### REQUIREMENT:
Show every line of the data that includes the word "title".

------------------------------

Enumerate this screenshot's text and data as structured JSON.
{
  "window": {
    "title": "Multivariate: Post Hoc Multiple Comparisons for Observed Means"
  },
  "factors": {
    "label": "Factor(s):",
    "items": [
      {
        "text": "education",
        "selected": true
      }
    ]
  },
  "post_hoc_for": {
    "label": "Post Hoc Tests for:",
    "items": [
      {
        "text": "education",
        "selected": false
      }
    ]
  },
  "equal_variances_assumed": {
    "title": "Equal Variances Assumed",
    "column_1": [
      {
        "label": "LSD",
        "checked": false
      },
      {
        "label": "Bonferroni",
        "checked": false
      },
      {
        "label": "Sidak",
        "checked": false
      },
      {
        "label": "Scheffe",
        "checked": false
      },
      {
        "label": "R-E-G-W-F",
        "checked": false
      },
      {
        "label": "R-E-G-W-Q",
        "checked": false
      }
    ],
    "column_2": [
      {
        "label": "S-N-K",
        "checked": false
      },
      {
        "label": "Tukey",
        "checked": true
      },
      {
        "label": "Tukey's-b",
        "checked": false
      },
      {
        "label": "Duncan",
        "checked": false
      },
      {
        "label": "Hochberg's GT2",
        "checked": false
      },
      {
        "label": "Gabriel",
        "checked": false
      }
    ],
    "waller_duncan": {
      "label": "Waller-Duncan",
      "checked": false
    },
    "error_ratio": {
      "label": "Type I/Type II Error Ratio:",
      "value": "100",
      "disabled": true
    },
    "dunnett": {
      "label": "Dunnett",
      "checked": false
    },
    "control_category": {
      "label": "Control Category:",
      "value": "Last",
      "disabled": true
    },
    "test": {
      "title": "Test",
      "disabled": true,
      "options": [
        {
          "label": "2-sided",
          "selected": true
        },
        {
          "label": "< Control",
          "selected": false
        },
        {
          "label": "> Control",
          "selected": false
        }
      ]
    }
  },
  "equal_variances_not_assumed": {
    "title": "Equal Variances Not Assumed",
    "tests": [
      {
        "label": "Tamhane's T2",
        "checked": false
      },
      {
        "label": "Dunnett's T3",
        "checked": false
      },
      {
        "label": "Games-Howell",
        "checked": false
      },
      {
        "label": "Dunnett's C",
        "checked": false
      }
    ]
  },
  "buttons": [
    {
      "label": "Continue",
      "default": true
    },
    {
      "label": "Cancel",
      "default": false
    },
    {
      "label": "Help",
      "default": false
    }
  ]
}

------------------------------

### OUTPUT OF THE EXERCISE:
    "title": "Multivariate: Post Hoc Multiple Comparisons for Observed Means"
    "title": "Equal Variances Assumed",
      "title": "Test",
    "title": "Equal Variances Not Assumed",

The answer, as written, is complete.